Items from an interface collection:
-------------------------

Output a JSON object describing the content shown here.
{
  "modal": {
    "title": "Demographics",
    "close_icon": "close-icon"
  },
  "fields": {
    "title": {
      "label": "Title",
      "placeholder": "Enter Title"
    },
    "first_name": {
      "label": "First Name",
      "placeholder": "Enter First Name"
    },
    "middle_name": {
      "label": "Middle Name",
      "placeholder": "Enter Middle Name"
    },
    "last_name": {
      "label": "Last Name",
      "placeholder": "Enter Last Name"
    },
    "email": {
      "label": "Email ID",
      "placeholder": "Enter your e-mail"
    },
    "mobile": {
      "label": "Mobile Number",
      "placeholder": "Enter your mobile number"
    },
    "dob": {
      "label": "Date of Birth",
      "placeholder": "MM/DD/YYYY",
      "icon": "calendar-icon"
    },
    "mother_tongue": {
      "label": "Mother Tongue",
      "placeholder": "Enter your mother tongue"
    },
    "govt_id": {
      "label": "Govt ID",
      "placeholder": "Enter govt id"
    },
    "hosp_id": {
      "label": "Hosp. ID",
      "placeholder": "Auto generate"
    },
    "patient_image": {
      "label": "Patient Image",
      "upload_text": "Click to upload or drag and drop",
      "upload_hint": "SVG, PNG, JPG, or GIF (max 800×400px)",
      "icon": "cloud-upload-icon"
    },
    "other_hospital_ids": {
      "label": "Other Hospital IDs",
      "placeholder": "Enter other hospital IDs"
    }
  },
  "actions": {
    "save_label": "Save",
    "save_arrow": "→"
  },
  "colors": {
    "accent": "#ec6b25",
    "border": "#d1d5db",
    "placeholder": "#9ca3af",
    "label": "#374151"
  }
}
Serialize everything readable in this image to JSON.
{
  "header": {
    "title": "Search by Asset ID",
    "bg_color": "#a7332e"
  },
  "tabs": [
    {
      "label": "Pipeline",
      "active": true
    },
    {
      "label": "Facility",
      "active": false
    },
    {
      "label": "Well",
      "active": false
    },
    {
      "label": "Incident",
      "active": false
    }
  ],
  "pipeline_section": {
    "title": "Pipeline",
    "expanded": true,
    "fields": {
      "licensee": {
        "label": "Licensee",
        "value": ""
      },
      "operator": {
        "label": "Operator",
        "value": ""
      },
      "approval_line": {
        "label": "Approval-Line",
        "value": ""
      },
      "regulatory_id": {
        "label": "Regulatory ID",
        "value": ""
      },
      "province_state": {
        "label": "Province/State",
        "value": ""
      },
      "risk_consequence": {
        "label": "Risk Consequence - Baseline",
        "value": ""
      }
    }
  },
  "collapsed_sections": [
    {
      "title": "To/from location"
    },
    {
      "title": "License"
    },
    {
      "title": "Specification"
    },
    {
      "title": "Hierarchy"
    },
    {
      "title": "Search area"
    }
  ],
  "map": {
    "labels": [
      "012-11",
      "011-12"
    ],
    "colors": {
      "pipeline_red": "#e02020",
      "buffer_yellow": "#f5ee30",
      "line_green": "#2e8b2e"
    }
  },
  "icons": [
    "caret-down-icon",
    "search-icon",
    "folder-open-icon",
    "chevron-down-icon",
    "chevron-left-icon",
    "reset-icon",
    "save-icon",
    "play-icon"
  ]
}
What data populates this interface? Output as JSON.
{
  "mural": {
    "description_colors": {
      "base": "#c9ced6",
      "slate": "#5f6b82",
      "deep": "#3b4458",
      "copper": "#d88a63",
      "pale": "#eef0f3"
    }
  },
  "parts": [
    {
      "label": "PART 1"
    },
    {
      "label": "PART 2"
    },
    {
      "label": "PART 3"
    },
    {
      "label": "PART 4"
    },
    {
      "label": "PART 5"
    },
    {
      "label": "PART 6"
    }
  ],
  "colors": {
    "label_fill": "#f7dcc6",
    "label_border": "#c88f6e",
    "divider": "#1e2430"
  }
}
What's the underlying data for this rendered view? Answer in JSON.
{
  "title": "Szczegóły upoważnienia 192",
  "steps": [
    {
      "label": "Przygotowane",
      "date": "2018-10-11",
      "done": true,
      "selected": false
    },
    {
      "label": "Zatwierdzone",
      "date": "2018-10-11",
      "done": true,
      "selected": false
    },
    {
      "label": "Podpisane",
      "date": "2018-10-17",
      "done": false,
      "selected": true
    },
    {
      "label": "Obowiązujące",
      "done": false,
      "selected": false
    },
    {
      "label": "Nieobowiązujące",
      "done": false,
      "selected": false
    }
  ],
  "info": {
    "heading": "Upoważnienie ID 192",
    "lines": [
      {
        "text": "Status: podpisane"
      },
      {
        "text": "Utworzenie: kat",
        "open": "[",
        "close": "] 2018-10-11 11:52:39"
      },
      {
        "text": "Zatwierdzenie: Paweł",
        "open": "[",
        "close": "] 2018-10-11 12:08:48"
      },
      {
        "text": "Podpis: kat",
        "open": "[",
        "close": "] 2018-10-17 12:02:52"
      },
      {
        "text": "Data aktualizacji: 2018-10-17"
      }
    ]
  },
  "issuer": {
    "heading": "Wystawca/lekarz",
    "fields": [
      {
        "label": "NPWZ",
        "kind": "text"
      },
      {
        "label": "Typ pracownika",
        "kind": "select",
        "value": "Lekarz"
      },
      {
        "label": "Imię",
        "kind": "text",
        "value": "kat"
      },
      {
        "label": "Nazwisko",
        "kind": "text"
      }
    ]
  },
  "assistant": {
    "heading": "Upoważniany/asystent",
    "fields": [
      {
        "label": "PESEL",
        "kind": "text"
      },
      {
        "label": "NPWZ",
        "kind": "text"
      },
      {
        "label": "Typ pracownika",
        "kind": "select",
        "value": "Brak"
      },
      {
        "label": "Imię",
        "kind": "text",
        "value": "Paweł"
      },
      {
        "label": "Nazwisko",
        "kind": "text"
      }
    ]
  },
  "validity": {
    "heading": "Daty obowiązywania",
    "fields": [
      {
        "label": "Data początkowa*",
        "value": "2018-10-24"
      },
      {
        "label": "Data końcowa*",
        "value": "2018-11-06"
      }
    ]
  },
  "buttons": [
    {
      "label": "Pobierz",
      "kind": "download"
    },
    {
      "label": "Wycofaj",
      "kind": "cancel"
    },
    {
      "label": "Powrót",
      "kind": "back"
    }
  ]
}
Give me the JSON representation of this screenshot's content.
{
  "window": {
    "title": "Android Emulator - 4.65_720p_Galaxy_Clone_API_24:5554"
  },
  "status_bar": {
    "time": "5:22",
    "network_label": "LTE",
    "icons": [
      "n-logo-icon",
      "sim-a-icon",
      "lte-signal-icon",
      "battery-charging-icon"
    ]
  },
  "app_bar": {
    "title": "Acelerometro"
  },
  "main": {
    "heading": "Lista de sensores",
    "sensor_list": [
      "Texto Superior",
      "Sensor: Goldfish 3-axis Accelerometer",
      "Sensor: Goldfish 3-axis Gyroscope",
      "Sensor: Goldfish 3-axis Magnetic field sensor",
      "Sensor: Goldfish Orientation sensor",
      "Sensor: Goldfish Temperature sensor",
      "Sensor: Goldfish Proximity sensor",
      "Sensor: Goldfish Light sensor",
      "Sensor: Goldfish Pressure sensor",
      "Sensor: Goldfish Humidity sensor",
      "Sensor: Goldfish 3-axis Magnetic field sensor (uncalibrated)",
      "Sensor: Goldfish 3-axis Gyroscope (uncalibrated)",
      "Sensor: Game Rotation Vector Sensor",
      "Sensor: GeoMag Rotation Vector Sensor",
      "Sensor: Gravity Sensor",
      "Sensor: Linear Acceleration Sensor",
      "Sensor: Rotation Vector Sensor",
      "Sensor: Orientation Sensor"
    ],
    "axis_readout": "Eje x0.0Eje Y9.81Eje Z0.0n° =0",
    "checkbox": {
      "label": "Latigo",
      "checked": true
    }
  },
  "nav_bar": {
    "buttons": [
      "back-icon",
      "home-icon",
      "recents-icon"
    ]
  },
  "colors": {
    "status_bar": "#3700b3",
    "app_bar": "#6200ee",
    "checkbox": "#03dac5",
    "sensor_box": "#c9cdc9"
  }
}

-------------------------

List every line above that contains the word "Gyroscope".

RESULT OF THIS EXERCISE:
      "Sensor: Goldfish 3-axis Gyroscope",
      "Sensor: Goldfish 3-axis Gyroscope (uncalibrated)",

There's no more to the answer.